Copyright © 2018 ALM Media Properties, LLC. All Rights Reserved.
One important, recurring issue in calculating patent damages is the sale of products in which the patented invention is only one component among many. Some components might be central to the demand for the finished product, such as the processor chip in a computer or smartphone. Other components might be patentable—the design of a turn-signal lever for a car, or the cargo-retention straps in the trunk—but play little role in consumer demand for the entire car. Should the reasonable royalty for the turn-signal lever be a percentage of the sales price of the whole car? In that regard, does it matter whether the patent claim covers only the component, or is drawn to include the entire device, such as a claim to “a car comprising … [the novel turn-signal lever]”?
*May exclude premium content
Already have an account?

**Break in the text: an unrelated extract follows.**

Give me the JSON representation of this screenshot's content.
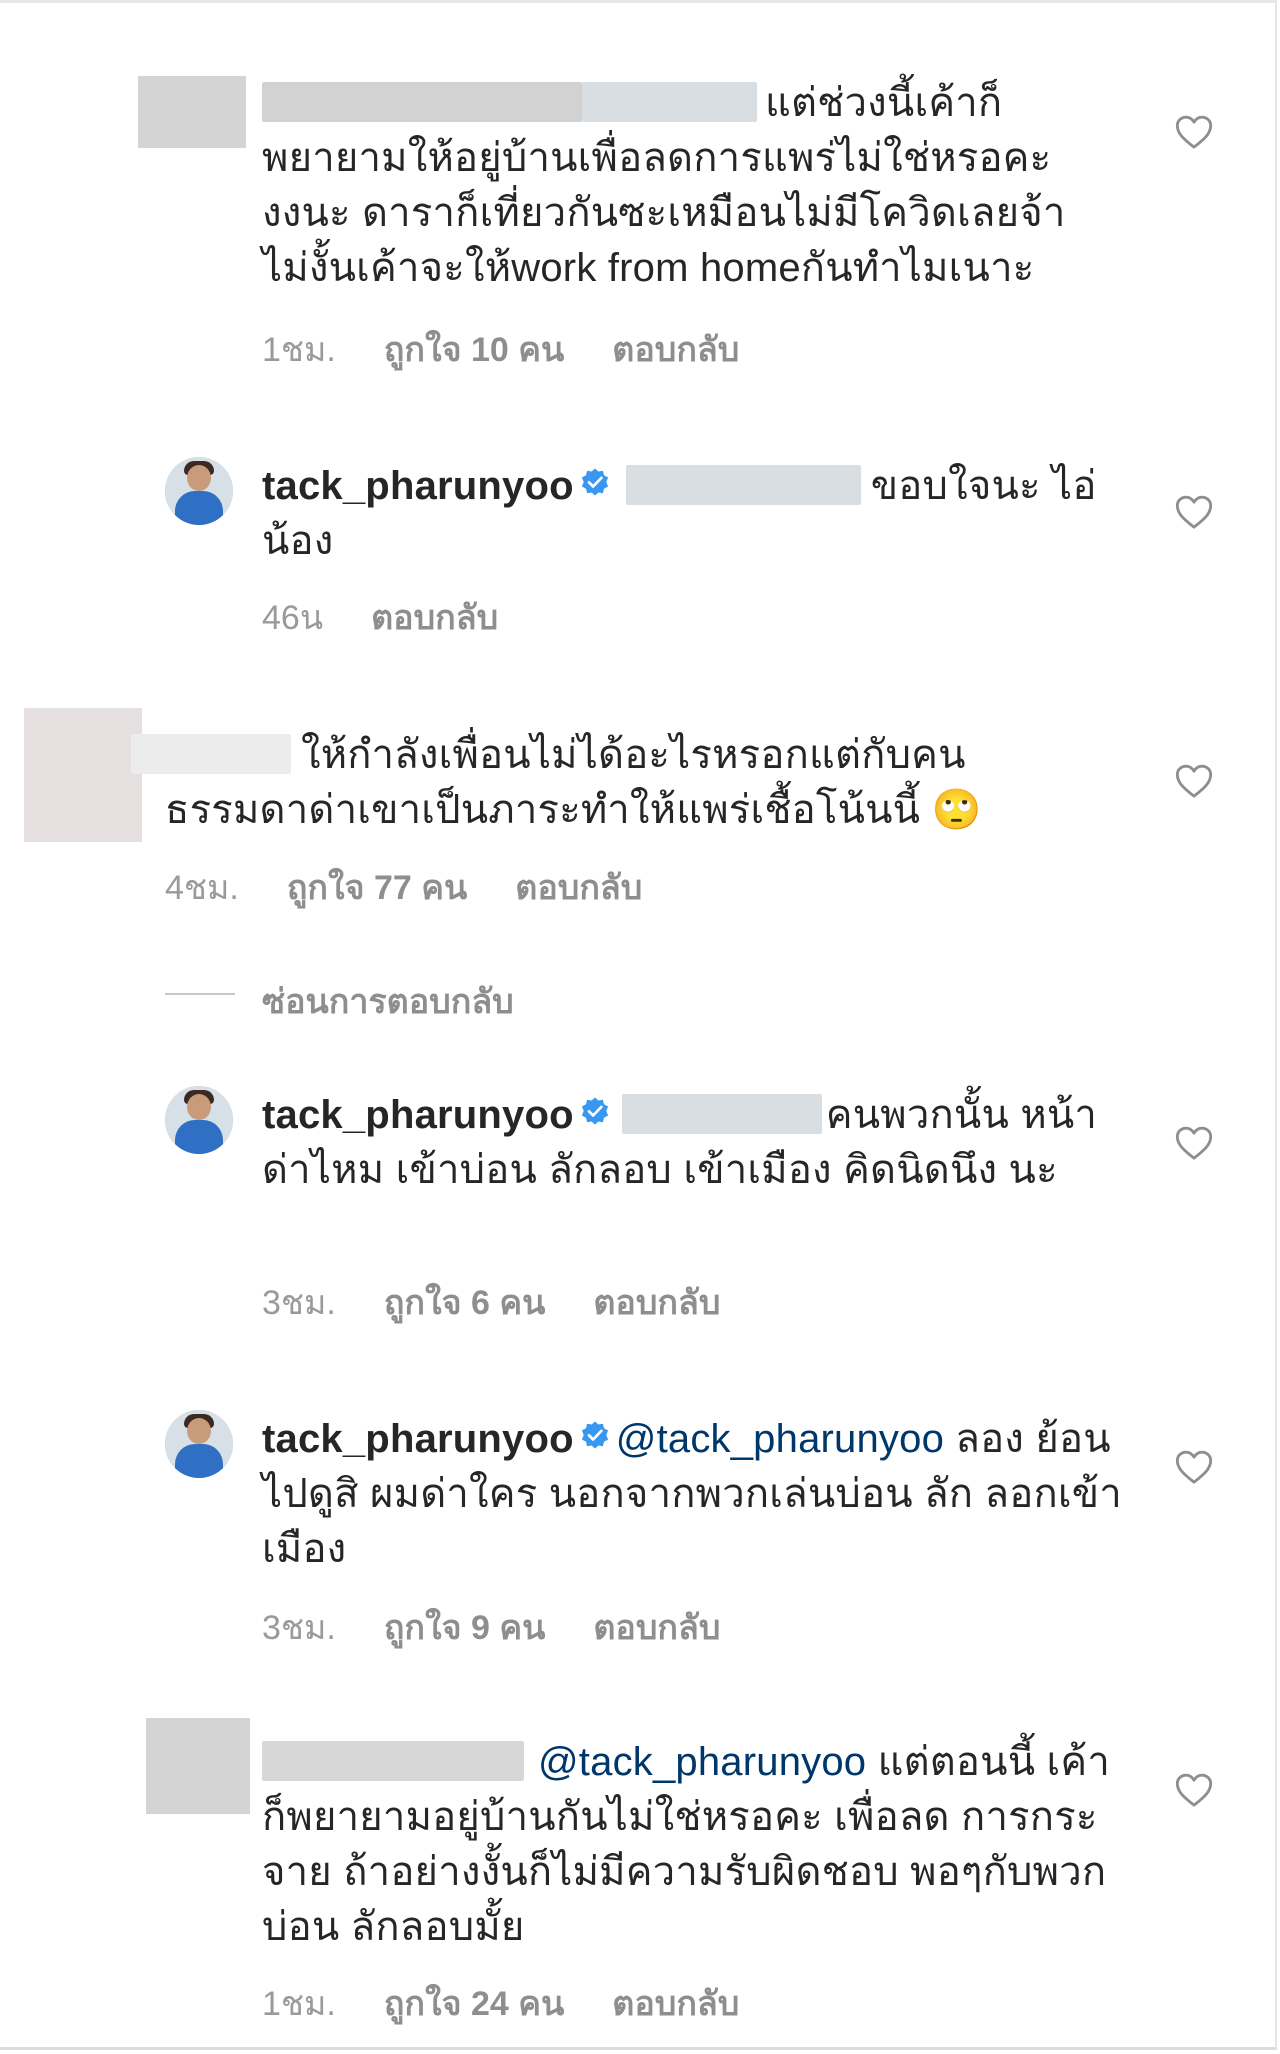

Sign In Now
Interested in customizing your subscription with Law.com All Access?
Contact our Sales Professionals at 1-855-808-4530 or send an email to firstname.lastname@example.org to learn more.